What the task requires >>
Go through the data below and report how many lines contain "type"; the reply holds only that number.

Page and application data records:
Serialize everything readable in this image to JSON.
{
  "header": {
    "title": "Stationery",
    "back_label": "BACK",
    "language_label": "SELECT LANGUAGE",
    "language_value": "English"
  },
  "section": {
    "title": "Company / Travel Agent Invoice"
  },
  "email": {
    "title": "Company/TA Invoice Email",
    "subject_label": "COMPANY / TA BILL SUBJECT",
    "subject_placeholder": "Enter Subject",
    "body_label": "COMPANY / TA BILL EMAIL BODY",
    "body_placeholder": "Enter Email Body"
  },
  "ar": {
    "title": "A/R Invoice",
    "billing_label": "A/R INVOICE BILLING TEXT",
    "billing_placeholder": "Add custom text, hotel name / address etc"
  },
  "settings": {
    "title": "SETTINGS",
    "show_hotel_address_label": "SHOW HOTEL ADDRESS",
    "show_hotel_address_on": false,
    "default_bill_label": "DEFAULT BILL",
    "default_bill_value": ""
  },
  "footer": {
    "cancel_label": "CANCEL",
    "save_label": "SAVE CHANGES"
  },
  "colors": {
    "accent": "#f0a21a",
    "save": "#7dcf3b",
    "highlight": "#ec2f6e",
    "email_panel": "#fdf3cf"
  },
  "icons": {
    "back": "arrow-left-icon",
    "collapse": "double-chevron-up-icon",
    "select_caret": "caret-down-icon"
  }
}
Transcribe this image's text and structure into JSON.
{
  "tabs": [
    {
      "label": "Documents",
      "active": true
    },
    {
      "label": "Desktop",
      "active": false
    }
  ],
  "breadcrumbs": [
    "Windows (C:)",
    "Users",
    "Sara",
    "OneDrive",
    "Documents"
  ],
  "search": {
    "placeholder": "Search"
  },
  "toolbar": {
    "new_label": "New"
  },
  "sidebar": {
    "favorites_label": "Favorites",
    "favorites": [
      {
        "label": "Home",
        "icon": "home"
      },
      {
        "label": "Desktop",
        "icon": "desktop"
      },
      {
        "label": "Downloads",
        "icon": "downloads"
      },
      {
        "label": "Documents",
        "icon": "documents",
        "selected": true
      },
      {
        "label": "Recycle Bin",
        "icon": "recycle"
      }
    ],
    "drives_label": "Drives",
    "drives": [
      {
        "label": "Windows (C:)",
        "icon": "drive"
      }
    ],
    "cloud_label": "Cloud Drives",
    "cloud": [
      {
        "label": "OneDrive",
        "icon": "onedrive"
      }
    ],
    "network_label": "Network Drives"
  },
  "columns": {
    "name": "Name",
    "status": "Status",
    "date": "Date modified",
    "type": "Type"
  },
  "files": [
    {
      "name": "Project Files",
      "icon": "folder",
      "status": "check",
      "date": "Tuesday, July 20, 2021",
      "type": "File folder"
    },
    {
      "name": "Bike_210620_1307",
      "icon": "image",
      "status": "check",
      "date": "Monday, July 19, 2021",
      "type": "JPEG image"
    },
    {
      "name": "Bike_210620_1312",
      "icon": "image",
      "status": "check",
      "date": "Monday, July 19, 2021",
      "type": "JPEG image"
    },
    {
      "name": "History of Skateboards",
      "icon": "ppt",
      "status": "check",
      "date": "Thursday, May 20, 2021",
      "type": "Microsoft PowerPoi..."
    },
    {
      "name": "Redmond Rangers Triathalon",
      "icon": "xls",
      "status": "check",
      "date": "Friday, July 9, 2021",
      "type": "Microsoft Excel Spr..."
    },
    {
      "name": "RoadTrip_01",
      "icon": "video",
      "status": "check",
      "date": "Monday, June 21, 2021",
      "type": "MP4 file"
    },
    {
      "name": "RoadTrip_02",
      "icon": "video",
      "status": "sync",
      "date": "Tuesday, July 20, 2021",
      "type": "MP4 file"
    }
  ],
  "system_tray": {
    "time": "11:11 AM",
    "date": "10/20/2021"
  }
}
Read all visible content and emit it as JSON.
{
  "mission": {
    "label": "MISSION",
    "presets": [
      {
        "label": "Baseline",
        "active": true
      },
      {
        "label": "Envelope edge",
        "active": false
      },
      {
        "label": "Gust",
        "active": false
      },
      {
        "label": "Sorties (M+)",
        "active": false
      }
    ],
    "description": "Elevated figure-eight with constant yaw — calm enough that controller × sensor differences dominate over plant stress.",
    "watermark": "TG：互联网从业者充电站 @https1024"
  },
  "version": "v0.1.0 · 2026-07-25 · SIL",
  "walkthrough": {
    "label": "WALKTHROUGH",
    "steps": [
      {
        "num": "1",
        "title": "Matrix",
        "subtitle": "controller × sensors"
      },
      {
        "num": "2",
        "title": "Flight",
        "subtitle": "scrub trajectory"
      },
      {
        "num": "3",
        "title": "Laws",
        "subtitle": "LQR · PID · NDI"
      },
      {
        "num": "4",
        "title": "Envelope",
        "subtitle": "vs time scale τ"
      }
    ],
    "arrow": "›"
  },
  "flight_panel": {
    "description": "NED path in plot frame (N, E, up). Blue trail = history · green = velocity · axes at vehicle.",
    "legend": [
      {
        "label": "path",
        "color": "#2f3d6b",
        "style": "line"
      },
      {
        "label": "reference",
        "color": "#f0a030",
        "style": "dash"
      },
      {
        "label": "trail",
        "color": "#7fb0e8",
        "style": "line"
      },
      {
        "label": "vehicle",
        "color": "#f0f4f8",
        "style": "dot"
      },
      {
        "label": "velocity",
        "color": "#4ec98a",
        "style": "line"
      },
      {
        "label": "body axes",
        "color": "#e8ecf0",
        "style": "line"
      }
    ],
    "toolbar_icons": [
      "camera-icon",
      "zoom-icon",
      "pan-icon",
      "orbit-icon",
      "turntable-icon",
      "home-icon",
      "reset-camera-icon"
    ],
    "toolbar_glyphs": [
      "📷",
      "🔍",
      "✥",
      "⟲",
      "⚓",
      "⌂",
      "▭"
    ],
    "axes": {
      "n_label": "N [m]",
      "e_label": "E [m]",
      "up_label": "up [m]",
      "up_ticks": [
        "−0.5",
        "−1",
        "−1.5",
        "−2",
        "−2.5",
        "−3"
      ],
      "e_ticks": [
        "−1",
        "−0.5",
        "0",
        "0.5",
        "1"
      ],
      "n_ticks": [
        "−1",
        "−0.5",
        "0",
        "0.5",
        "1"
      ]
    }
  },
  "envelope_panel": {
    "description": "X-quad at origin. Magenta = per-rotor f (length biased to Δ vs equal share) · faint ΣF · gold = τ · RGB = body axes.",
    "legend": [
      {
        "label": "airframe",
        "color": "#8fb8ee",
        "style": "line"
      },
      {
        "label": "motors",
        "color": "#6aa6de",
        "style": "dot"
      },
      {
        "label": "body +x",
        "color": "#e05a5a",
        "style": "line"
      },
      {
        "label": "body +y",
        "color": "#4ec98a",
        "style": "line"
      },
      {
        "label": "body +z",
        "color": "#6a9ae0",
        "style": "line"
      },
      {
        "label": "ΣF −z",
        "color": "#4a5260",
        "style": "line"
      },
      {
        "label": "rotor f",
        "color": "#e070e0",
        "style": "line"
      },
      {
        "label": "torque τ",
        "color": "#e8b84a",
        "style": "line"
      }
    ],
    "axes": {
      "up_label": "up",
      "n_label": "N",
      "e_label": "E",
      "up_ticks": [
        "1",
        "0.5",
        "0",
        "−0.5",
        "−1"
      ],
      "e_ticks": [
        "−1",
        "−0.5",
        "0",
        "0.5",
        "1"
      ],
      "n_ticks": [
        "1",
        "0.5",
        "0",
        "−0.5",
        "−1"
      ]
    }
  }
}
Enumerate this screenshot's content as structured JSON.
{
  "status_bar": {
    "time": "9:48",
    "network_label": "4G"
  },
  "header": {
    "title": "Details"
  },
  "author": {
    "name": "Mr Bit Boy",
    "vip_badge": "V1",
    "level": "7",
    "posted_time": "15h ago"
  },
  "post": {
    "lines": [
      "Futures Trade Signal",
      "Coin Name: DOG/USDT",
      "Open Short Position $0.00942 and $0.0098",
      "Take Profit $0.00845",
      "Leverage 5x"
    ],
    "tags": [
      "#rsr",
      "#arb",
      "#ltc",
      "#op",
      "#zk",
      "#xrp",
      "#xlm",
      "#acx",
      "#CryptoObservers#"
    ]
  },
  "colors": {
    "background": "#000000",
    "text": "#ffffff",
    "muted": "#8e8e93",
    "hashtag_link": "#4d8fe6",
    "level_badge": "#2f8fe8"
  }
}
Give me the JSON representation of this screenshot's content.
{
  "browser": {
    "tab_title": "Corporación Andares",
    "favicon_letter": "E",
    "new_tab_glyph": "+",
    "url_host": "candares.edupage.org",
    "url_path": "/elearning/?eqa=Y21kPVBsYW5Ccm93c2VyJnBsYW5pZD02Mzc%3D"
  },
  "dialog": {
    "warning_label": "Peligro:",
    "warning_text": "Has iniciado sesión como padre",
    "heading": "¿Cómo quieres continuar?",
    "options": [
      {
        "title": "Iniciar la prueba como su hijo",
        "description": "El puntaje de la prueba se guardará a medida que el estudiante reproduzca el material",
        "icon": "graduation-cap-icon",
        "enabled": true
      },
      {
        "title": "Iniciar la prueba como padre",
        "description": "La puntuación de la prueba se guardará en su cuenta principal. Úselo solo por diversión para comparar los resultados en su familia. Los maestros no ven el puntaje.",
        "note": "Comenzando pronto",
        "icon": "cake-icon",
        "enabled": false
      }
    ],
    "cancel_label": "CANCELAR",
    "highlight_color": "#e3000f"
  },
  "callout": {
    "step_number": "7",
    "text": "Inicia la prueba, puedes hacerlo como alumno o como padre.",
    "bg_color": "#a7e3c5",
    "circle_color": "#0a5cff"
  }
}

Result >>
8